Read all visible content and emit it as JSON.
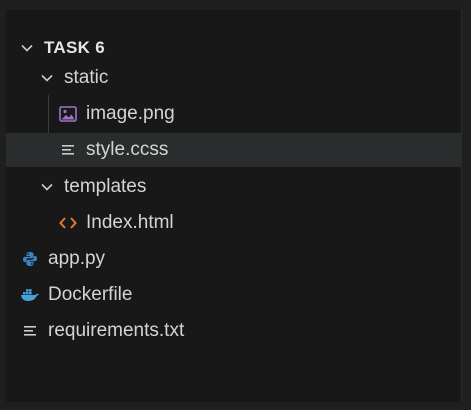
{
  "explorer": {
    "root": {
      "label": "TASK 6",
      "expanded": true
    },
    "items": [
      {
        "label": "static",
        "type": "folder",
        "expanded": true
      },
      {
        "label": "image.png",
        "type": "file",
        "icon": "image-icon"
      },
      {
        "label": "style.ccss",
        "type": "file",
        "icon": "text-lines-icon",
        "selected": true
      },
      {
        "label": "templates",
        "type": "folder",
        "expanded": true
      },
      {
        "label": "Index.html",
        "type": "file",
        "icon": "html-icon"
      },
      {
        "label": "app.py",
        "type": "file",
        "icon": "python-icon"
      },
      {
        "label": "Dockerfile",
        "type": "file",
        "icon": "docker-icon"
      },
      {
        "label": "requirements.txt",
        "type": "file",
        "icon": "text-lines-icon"
      }
    ]
  },
  "colors": {
    "background": "#181818",
    "selected_row": "#2a2d2e",
    "html_icon": "#e37933",
    "python_icon": "#3b82c4",
    "docker_icon": "#4aa1e0",
    "image_icon": "#a074c4"
  }
}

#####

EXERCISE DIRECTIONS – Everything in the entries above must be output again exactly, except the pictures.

TASK RESPONSE –
Read all visible content and emit it as JSON.
{
  "explorer": {
    "root": {
      "label": "TASK 6",
      "expanded": true
    },
    "items": [
      {
        "label": "static",
        "type": "folder",
        "expanded": true
      },
      {
        "label": "image.png",
        "type": "file",
        "icon": "image-icon"
      },
      {
        "label": "style.ccss",
        "type": "file",
        "icon": "text-lines-icon",
        "selected": true
      },
      {
        "label": "templates",
        "type": "folder",
        "expanded": true
      },
      {
        "label": "Index.html",
        "type": "file",
        "icon": "html-icon"
      },
      {
        "label": "app.py",
        "type": "file",
        "icon": "python-icon"
      },
      {
        "label": "Dockerfile",
        "type": "file",
        "icon": "docker-icon"
      },
      {
        "label": "requirements.txt",
        "type": "file",
        "icon": "text-lines-icon"
      }
    ]
  },
  "colors": {
    "background": "#181818",
    "selected_row": "#2a2d2e",
    "html_icon": "#e37933",
    "python_icon": "#3b82c4",
    "docker_icon": "#4aa1e0",
    "image_icon": "#a074c4"
  }
}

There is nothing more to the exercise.